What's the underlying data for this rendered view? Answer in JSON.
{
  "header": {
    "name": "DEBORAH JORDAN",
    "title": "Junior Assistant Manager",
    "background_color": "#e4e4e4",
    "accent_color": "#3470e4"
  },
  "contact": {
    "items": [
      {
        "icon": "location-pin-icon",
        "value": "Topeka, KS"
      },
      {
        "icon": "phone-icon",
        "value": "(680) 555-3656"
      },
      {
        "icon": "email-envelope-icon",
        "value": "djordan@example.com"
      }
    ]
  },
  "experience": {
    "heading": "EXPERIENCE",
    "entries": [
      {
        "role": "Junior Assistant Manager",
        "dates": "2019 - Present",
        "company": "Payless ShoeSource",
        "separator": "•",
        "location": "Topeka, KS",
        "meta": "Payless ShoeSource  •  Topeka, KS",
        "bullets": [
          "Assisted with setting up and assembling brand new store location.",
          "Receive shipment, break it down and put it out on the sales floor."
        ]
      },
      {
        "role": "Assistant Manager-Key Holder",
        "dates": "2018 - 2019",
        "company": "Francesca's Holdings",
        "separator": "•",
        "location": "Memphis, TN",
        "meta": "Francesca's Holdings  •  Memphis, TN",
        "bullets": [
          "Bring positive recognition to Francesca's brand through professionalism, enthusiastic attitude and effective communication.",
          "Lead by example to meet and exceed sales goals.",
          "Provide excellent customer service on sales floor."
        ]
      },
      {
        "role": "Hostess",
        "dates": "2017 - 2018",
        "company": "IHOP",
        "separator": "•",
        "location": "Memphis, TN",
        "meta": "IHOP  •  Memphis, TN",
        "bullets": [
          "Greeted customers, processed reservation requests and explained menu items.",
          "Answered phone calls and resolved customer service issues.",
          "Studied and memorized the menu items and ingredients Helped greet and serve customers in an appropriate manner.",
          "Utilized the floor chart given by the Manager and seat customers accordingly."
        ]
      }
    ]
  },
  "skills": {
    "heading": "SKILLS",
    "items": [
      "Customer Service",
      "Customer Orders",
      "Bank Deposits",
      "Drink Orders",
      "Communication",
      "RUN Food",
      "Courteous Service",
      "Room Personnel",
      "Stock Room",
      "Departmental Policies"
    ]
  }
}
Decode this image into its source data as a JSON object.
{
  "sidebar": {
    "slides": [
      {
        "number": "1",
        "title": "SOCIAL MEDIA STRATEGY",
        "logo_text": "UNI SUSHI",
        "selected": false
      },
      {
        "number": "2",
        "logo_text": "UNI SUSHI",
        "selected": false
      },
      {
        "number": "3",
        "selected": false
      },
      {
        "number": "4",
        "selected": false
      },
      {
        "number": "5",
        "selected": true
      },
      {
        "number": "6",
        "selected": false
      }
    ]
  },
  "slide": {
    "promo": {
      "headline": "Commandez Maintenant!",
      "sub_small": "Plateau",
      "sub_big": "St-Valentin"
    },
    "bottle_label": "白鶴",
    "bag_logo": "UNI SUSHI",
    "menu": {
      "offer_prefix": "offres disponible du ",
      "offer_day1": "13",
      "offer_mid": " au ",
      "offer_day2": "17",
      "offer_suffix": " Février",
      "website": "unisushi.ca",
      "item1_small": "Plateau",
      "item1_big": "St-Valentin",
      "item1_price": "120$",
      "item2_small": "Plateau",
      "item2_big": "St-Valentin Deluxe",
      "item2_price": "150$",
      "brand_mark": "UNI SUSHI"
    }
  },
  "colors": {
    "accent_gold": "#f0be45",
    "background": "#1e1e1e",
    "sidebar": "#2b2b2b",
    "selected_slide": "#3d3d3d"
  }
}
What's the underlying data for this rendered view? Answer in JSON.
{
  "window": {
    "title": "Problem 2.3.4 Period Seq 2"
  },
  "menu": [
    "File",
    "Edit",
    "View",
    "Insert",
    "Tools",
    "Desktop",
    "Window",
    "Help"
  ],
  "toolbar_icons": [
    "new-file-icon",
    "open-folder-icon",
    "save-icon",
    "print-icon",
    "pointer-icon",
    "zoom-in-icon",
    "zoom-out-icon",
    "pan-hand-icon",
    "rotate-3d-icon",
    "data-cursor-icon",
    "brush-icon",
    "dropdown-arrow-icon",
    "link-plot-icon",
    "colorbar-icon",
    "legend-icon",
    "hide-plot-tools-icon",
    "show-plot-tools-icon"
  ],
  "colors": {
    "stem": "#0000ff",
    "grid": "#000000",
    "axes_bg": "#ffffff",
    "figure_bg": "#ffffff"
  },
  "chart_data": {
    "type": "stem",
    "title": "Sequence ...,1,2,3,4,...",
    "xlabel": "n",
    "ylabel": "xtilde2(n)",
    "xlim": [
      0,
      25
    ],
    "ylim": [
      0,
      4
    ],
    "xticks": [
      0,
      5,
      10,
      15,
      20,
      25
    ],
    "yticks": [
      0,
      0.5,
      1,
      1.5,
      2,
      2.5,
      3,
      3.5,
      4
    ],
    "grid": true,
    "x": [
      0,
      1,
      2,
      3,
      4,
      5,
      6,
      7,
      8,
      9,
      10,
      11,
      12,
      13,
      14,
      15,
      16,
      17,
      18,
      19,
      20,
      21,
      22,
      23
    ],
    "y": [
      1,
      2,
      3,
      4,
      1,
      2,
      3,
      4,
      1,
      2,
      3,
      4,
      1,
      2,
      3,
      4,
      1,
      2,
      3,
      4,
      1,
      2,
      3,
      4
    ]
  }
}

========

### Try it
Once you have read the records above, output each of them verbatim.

### Exercise answer
What's the underlying data for this rendered view? Answer in JSON.
{
  "header": {
    "name": "DEBORAH JORDAN",
    "title": "Junior Assistant Manager",
    "background_color": "#e4e4e4",
    "accent_color": "#3470e4"
  },
  "contact": {
    "items": [
      {
        "icon": "location-pin-icon",
        "value": "Topeka, KS"
      },
      {
        "icon": "phone-icon",
        "value": "(680) 555-3656"
      },
      {
        "icon": "email-envelope-icon",
        "value": "djordan@example.com"
      }
    ]
  },
  "experience": {
    "heading": "EXPERIENCE",
    "entries": [
      {
        "role": "Junior Assistant Manager",
        "dates": "2019 - Present",
        "company": "Payless ShoeSource",
        "separator": "•",
        "location": "Topeka, KS",
        "meta": "Payless ShoeSource  •  Topeka, KS",
        "bullets": [
          "Assisted with setting up and assembling brand new store location.",
          "Receive shipment, break it down and put it out on the sales floor."
        ]
      },
      {
        "role": "Assistant Manager-Key Holder",
        "dates": "2018 - 2019",
        "company": "Francesca's Holdings",
        "separator": "•",
        "location": "Memphis, TN",
        "meta": "Francesca's Holdings  •  Memphis, TN",
        "bullets": [
          "Bring positive recognition to Francesca's brand through professionalism, enthusiastic attitude and effective communication.",
          "Lead by example to meet and exceed sales goals.",
          "Provide excellent customer service on sales floor."
        ]
      },
      {
        "role": "Hostess",
        "dates": "2017 - 2018",
        "company": "IHOP",
        "separator": "•",
        "location": "Memphis, TN",
        "meta": "IHOP  •  Memphis, TN",
        "bullets": [
          "Greeted customers, processed reservation requests and explained menu items.",
          "Answered phone calls and resolved customer service issues.",
          "Studied and memorized the menu items and ingredients Helped greet and serve customers in an appropriate manner.",
          "Utilized the floor chart given by the Manager and seat customers accordingly."
        ]
      }
    ]
  },
  "skills": {
    "heading": "SKILLS",
    "items": [
      "Customer Service",
      "Customer Orders",
      "Bank Deposits",
      "Drink Orders",
      "Communication",
      "RUN Food",
      "Courteous Service",
      "Room Personnel",
      "Stock Room",
      "Departmental Policies"
    ]
  }
}
Decode this image into its source data as a JSON object.
{
  "sidebar": {
    "slides": [
      {
        "number": "1",
        "title": "SOCIAL MEDIA STRATEGY",
        "logo_text": "UNI SUSHI",
        "selected": false
      },
      {
        "number": "2",
        "logo_text": "UNI SUSHI",
        "selected": false
      },
      {
        "number": "3",
        "selected": false
      },
      {
        "number": "4",
        "selected": false
      },
      {
        "number": "5",
        "selected": true
      },
      {
        "number": "6",
        "selected": false
      }
    ]
  },
  "slide": {
    "promo": {
      "headline": "Commandez Maintenant!",
      "sub_small": "Plateau",
      "sub_big": "St-Valentin"
    },
    "bottle_label": "白鶴",
    "bag_logo": "UNI SUSHI",
    "menu": {
      "offer_prefix": "offres disponible du ",
      "offer_day1": "13",
      "offer_mid": " au ",
      "offer_day2": "17",
      "offer_suffix": " Février",
      "website": "unisushi.ca",
      "item1_small": "Plateau",
      "item1_big": "St-Valentin",
      "item1_price": "120$",
      "item2_small": "Plateau",
      "item2_big": "St-Valentin Deluxe",
      "item2_price": "150$",
      "brand_mark": "UNI SUSHI"
    }
  },
  "colors": {
    "accent_gold": "#f0be45",
    "background": "#1e1e1e",
    "sidebar": "#2b2b2b",
    "selected_slide": "#3d3d3d"
  }
}
What's the underlying data for this rendered view? Answer in JSON.
{
  "window": {
    "title": "Problem 2.3.4 Period Seq 2"
  },
  "menu": [
    "File",
    "Edit",
    "View",
    "Insert",
    "Tools",
    "Desktop",
    "Window",
    "Help"
  ],
  "toolbar_icons": [
    "new-file-icon",
    "open-folder-icon",
    "save-icon",
    "print-icon",
    "pointer-icon",
    "zoom-in-icon",
    "zoom-out-icon",
    "pan-hand-icon",
    "rotate-3d-icon",
    "data-cursor-icon",
    "brush-icon",
    "dropdown-arrow-icon",
    "link-plot-icon",
    "colorbar-icon",
    "legend-icon",
    "hide-plot-tools-icon",
    "show-plot-tools-icon"
  ],
  "colors": {
    "stem": "#0000ff",
    "grid": "#000000",
    "axes_bg": "#ffffff",
    "figure_bg": "#ffffff"
  },
  "chart_data": {
    "type": "stem",
    "title": "Sequence ...,1,2,3,4,...",
    "xlabel": "n",
    "ylabel": "xtilde2(n)",
    "xlim": [
      0,
      25
    ],
    "ylim": [
      0,
      4
    ],
    "xticks": [
      0,
      5,
      10,
      15,
      20,
      25
    ],
    "yticks": [
      0,
      0.5,
      1,
      1.5,
      2,
      2.5,
      3,
      3.5,
      4
    ],
    "grid": true,
    "x": [
      0,
      1,
      2,
      3,
      4,
      5,
      6,
      7,
      8,
      9,
      10,
      11,
      12,
      13,
      14,
      15,
      16,
      17,
      18,
      19,
      20,
      21,
      22,
      23
    ],
    "y": [
      1,
      2,
      3,
      4,
      1,
      2,
      3,
      4,
      1,
      2,
      3,
      4,
      1,
      2,
      3,
      4,
      1,
      2,
      3,
      4,
      1,
      2,
      3,
      4
    ]
  }
}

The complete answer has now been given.